Yes, it’s true that a wine you add to your food should not be undrinkable—you would never, for instance, want to cook with a corked wine (a wine tainted with a naturally occurring chemical that can make it smell and taste like damp newspaper).
Can you use wine that has gone bad for cooking?
Wine is perfectly good for cooking months after it stops being fit for sipping. … Once it reaches a certain point, all old wine just tastes like skunked vinegar. But that doesn’t mean you should pour it down the drain—adding a little heat and some other choice ingredients will give it new life.
Is there anything you can do with corked wine?
Corked wine has nothing to do with the broken or crumbled cork that you occasionally find in wine bottles. This is a byproduct of an improperly opened wine bottle and does not affect the flavor of the wine. You can remove broken pieces of cork from the wine and the wine and consume it as usual.
Is corked wine toxic?
First, it’s important to know that drinking corked wine won’t hurt you. “The only poisonous thing in wine is alcohol,” Beavers says.
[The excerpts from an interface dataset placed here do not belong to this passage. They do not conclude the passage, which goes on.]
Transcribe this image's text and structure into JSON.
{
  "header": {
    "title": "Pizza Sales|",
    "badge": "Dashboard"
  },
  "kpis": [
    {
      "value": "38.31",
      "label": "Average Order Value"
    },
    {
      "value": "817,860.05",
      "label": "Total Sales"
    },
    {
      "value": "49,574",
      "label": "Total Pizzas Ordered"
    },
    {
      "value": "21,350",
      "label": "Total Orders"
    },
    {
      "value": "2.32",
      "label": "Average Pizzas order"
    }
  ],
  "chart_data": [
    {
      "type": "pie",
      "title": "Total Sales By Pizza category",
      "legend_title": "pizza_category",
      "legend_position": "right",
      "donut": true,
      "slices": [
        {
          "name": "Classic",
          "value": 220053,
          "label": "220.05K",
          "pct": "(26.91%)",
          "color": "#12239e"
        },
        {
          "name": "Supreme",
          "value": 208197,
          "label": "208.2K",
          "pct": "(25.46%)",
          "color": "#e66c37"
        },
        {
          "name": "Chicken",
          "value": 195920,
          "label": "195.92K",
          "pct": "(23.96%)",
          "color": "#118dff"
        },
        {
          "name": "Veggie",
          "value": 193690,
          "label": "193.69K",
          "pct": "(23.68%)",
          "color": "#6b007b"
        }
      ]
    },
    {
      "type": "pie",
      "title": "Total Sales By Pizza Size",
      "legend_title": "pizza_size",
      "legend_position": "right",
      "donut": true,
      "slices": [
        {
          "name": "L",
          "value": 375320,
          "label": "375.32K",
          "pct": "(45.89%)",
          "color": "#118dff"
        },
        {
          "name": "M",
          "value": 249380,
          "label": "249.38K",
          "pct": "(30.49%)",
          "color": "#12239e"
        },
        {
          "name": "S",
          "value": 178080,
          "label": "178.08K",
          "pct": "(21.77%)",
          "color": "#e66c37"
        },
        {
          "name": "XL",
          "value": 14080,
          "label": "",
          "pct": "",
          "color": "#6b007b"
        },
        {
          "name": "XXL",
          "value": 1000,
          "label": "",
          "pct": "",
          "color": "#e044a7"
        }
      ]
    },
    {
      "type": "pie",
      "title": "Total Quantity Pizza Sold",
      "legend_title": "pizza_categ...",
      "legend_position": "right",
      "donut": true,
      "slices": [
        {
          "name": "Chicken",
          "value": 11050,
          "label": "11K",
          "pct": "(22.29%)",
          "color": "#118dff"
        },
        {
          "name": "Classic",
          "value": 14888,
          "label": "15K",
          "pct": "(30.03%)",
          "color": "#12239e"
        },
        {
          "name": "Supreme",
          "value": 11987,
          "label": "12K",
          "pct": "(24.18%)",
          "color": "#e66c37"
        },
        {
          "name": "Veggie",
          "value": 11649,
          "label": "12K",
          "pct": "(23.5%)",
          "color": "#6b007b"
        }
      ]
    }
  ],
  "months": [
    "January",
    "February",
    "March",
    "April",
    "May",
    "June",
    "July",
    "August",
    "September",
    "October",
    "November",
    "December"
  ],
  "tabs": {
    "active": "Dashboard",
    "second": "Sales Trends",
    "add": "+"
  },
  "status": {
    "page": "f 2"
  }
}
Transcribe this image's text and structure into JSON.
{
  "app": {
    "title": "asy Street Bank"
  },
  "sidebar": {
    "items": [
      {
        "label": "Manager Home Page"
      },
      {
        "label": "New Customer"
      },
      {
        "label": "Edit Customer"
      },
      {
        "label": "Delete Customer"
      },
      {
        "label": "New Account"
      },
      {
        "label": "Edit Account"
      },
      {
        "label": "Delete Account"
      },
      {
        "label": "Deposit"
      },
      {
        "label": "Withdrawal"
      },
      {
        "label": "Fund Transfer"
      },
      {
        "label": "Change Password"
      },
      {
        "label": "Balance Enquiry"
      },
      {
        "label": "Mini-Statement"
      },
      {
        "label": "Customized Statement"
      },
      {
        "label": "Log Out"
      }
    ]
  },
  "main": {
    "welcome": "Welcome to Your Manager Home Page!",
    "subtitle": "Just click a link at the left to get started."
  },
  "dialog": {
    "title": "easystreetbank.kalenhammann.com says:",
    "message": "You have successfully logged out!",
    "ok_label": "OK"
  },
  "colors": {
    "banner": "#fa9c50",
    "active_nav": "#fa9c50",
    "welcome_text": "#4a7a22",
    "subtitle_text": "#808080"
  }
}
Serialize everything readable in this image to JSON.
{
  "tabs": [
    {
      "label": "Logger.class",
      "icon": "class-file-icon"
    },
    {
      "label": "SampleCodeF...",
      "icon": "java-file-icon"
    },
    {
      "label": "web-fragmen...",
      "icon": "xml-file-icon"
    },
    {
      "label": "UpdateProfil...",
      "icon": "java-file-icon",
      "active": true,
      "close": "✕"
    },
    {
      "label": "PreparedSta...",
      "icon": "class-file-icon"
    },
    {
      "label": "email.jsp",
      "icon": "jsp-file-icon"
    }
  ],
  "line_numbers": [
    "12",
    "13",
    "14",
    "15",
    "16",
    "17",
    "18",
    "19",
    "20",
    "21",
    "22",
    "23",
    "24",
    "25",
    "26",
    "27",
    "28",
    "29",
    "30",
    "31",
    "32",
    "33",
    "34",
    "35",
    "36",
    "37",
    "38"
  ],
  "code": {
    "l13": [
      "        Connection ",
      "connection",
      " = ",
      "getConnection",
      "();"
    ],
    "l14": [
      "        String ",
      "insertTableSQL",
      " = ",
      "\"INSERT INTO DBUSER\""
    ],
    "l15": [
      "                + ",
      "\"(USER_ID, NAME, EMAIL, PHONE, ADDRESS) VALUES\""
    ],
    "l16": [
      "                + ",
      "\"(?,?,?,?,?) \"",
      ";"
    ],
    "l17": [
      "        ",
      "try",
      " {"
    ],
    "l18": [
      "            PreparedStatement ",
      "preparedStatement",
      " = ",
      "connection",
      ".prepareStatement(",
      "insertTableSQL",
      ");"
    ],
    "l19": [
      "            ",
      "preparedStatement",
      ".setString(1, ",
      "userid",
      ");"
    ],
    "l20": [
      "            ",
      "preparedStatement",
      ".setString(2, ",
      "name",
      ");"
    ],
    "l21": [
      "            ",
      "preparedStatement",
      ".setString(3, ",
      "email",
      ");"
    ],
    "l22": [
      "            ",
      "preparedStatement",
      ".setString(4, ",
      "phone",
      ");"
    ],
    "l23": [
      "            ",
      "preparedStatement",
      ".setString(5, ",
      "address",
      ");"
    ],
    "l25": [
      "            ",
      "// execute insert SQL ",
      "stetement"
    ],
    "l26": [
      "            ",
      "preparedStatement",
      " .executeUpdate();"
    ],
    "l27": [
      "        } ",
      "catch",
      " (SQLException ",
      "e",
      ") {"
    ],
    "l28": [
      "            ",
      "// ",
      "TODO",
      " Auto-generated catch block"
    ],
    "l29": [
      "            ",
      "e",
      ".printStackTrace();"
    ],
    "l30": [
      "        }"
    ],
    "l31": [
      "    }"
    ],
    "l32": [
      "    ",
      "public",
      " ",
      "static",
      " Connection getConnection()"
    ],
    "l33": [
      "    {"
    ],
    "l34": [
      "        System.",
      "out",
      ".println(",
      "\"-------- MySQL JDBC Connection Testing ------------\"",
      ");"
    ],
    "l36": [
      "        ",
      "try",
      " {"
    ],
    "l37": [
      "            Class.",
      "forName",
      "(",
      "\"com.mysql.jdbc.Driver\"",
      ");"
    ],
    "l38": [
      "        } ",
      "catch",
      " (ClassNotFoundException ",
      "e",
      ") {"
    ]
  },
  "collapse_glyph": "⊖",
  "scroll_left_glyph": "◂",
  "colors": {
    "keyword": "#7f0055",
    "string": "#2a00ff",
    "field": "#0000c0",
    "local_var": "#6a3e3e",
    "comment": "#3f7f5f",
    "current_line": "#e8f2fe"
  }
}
Plus, the alcohol in wine would kill any harmful bacterias that could be potentially harmful to our bodies.
Can you cook with oxidized wine?
Granted, the wine must be stored correctly — ideally in the refrigerator, in a sealed bottle, with minimum exposure to oxygen — but there’s absolutely no harm in cooking with a slightly oxidized wine that is no longer fit for drinking.
How long can you use old wine for cooking?
The truth is that you can use old wine for cooking a variety of dishes. Whether you use red or white wine doesn’t matter. You can cook with wine for up to two months or longer after the bottle has been opened.
Can you get food poisoning from old red wine?
Health risks of consuming spoiled wine
Typically, wine spoilage occurs due to oxidation, meaning that the wine may turn to vinegar. Although it may taste unpleasant, it is unlikely to cause harm. However, spoilage due to microbes may result in food poisoning. This type of spoilage is rare but possible.
What dies corked wine taste like?
This means that the cork of the bottle has been infected with a bacteria called Trichloroanisole (‘TCA’ for short). A ‘corked’ wine will smell and taste like musty cardboard, wet dog, or a moldy basement. … Screwcaps and synthetic corks will not have cork taint.
What white wine should you cook with?
As far as white wine for cooking goes, you can’t go wrong with Sauvignon Blanc. Arguably the most versatile vino for marinades, seafood dishes, and veggies, this white’s pronounced acidity and herbal notes are sure to add depth and zest to everything from delicious Italian risotto to steamed mussels with garlic toasts.
How do you make corked wine taste better?
In a glass pitcher, wad up roughly a square foot of Saran Wrap or other polyethylene plastic wrap. Pour the tainted wine over the plastic wrap in the pitcher. Expose all of the wine to the plastic wrap by gently swirling the wine in the pitcher for five or 10 minutes.
Can screw top wine be corked?
Can a screw-cap wine be “corked?” Yes, it can, though it depends on how strictly you define the term. Contrary to almost universal belief, screw-cap wines are indeed susceptible to the sort of mouldy, off aromas typically associated with contaminated corks.
What makes corked wine go bad?
A common reason that wine goes bad is that, after it was opened, no one drank it fast enough. … That’s because the moment you pull the cork on a bottle, powerful chemical changes start to occur in the wine. Oxygen rushes in and sulfur dioxide, which is added to nearly all wines as a preservative, dissolves into the air.
Does corked wine taste like vinegar?
The answer is technically yes. But not really. Without getting into too many technical details, the reason that vinegar tastes like vinegar is acetic acid. And acetic acid can form in wine when it gets ‘infected’ with Acetibacter bacteria.
How is cooking wine different from regular wine?
The difference between the two wines is the quality of the drink. Regular wine is finer, more flavorful, and will have a stronger taste in your dishes. Cooking wine is a go-to wine that will add the flavor you need, but will not be enjoyable to drink, as the flavors it will bring won’t be as potent.
Can I use wine that has turned to vinegar?
Yes, although there is a chance it may not be very good vinegar. Taste it. It won’t hurt you. Oxygen, plus a bacteria floating in the air called acetobacter will slowly convert the alcohol of wine into acetic acid, the stuff that gives vinegar its tartness.
What can I do with old red wine?
7 Great Uses for Wine That’s Gone Bad
- Marinade. Of all the uses for a red on its way to dead, the most common is as a marinade. …
- Fabric Dye. Usually, getting red wine all over a table cloth is the problem, not the goal. …
- Fruit Fly Trap. …
- Vinegar. …
- Jelly. …
- Red Wine Reduction. …